# MATERIAL FOR THIS EXERCISE:
'''
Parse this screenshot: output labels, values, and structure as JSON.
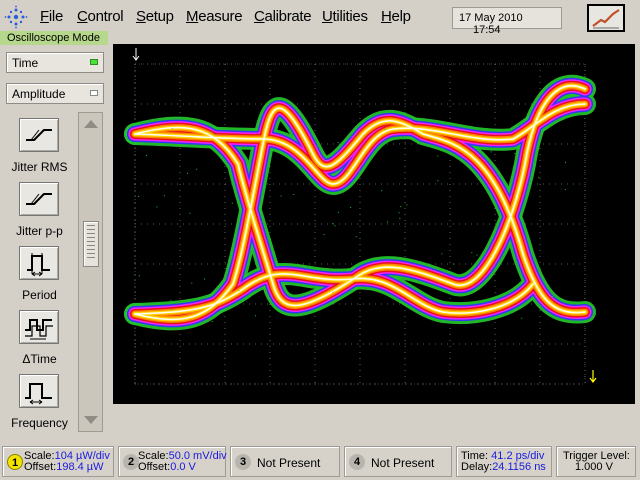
{
  "menu": {
    "file_u": "F",
    "file_rest": "ile",
    "control_u": "C",
    "control_rest": "ontrol",
    "setup_u": "S",
    "setup_rest": "etup",
    "measure_u": "M",
    "measure_rest": "easure",
    "calibrate_u": "C",
    "calibrate_rest": "alibrate",
    "utilities_u": "U",
    "utilities_rest": "tilities",
    "help_u": "H",
    "help_rest": "elp"
  },
  "datetime": {
    "date": "17 May 2010",
    "time": "17:54"
  },
  "mode_tab": "Oscilloscope Mode",
  "left_panel": {
    "time_dropdown": "Time",
    "amplitude_dropdown": "Amplitude",
    "measurements": [
      {
        "label": "Jitter RMS",
        "icon": "jitter-rms-icon"
      },
      {
        "label": "Jitter p-p",
        "icon": "jitter-pp-icon"
      },
      {
        "label": "Period",
        "icon": "period-icon"
      },
      {
        "label": "ΔTime",
        "icon": "delta-time-icon"
      },
      {
        "label": "Frequency",
        "icon": "frequency-icon"
      }
    ]
  },
  "colors": {
    "screen_bg": "#000000",
    "grid": "#7a7a7a",
    "eye_outer": "#22c22a",
    "eye_blue": "#3232ff",
    "eye_magenta": "#ff20ff",
    "eye_red": "#e61010",
    "eye_orange": "#ff8a00",
    "eye_yellow": "#ffd800",
    "eye_core": "#ffffff",
    "marker": "#ffff00",
    "active_channel": "#f2e400"
  },
  "channels": [
    {
      "number": "1",
      "scale_label": "Scale:",
      "scale_value": "104 µW/div",
      "offset_label": "Offset:",
      "offset_value": "198.4 µW",
      "active": true
    },
    {
      "number": "2",
      "scale_label": "Scale:",
      "scale_value": "50.0 mV/div",
      "offset_label": "Offset:",
      "offset_value": "0.0 V",
      "active": false
    },
    {
      "number": "3",
      "status": "Not Present"
    },
    {
      "number": "4",
      "status": "Not Present"
    }
  ],
  "timebase": {
    "time_label": "Time:",
    "time_value": "41.2 ps/div",
    "delay_label": "Delay:",
    "delay_value": "24.1156 ns"
  },
  "trigger": {
    "label": "Trigger Level:",
    "value": "1.000 V"
  }
}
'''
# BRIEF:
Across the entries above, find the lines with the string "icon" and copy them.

# RESULT OF THIS TASK:
        "icon": "jitter-rms-icon"
        "icon": "jitter-pp-icon"
        "icon": "period-icon"
        "icon": "delta-time-icon"
        "icon": "frequency-icon"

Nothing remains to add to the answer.